We headed even further north, to the rice fields at Tegalalang which were impressive even in an overcast day before driving through the torrential floods up towards the volcanoes at Bromo. Unfortunately when driving up through the mountains it became apparent we were not going to see a thing so we had to turn back, but we did however get to stop off at a small natural Lagoon which overlooks the mountains (when you can actually see more than the bottom 10 feet of them). Disappointed but not yet defeated, I really wanted to visit a humane Kopi Luwak centre which are located in the North of Bali, and purchase some of the ridiculously overpriced coffee from them. For those that want to know more about Luwak coffee please click here.
We managed to find a beautiful Spa resort where the civet cats are not force fed or forced to live in cages for our pretentiousness. Apparently the place is one of the best Infinity pools in the world…. and we could see why, unfortunately (again) our view was restricted because of the stupid weather but it was pretty breathtaking. We treated ourselves to some food and purchased our (crap) coffee and cried in the car as we could never afford a night in this place, I even tried to eat the napkins just in case some food spilled onto it.
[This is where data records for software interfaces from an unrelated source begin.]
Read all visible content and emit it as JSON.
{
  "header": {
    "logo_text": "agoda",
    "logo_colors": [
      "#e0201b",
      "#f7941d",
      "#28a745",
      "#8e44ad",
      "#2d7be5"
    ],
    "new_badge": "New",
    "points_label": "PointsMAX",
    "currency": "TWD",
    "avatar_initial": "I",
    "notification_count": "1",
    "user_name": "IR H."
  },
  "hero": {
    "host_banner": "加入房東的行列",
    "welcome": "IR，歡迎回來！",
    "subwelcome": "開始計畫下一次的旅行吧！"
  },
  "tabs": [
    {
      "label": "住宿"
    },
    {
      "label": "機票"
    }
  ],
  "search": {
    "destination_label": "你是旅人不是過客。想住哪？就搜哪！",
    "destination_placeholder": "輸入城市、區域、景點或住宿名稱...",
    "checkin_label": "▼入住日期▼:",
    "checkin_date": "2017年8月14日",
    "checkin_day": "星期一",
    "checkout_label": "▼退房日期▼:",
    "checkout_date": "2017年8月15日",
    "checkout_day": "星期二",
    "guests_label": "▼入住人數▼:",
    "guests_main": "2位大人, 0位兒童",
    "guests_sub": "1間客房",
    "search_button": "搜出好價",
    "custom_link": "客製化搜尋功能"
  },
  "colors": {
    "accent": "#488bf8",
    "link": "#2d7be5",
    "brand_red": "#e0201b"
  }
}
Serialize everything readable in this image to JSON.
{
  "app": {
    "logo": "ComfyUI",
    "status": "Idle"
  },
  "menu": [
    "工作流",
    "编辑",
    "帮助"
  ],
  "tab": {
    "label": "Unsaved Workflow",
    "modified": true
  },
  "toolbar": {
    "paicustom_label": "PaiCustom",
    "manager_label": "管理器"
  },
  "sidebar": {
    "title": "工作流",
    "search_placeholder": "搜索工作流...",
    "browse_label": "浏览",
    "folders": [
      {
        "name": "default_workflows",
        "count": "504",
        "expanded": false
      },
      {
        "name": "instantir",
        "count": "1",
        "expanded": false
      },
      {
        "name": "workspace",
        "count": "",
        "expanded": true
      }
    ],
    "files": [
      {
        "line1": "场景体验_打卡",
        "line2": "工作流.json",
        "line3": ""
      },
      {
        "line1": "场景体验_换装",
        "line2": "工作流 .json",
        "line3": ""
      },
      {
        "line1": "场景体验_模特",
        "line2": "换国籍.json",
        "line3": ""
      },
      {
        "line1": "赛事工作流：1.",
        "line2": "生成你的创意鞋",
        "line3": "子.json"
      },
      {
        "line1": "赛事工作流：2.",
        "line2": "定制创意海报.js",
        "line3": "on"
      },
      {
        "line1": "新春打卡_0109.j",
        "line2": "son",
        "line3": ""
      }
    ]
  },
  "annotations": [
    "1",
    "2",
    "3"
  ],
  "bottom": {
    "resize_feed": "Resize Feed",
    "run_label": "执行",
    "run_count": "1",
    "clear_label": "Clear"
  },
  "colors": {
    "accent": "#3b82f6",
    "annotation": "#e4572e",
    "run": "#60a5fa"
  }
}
We drove all around the eastern region of the island and made a couple trips south towards the tourist resorts before we packed up and headed there to stay. On our last night we dropped the car off on a torrential rainy day and picked up a couple tickets to see the local fire dance show at the nearby temple, unfortunately, when we all sat down in the open air setting there was no way that fire would prevail so we marched a few hundred metres down the road with the cast and sat in an old abandoned school.
The story of Rama and Sita was pretty good and the guys done a brilliant job of it. It was only when leaving the show did we look at our watches and had completely lost track of time. It was the early hours of the morning, completely pouring down and we had just handed our wheels back (our new destination was an hour drive south). We took refuge in a restaurant nearby while we tried to hunt down a taxi but it was too late and too far away for most drivers so we took to the streets and i tried to sell myself. When that didn’t work we finally haggled a taxi to take us (for double the money a normal fare) but he pretty much had us over a barrel, compared to some of the figures quoted he was still pretty cheap.
Miss Megan certainly did not have the umbrella out with the tap dancing shoes swinging from the lampposts that night, but we got her to our Air bnb apartment in Kuta where we were staying for the next couple weeks safe and sound.
Useful Phrases: Salamat (Hello) Terima Kasih (Thank you) Apa Kabar (How are you?)
Free stuff to do: Go a hike up the mountains – If you’re the adventurous type, Bali’s mountains are free to climb but the more gruelling ones such as Mount Agung (It’s about to erupt so maybe avoid it at the minute) and Batukaru, two of the island’s highest, usually require an acknowledgement or permit from the local village community organisation or the forestry department (for safety issues). Watch the Master craftsmen – Make your stop at any of Bali’s major art markets where you can find stall after stall of arts and crafts, curios of different shapes and sizes. Then consider how they are made. A visit to any of Bali’s artistic villages and communities of craftsmen, such as the Pakudui village in Tegallalang, or the gold and silversmith communities of Celuk and Mas, south of Ubud, can be eye-opening where you can see how woodcarvers shape intricate Garuda statues, or how silversmiths craft gemstones into their shiny and sophisticated jewellery pieces.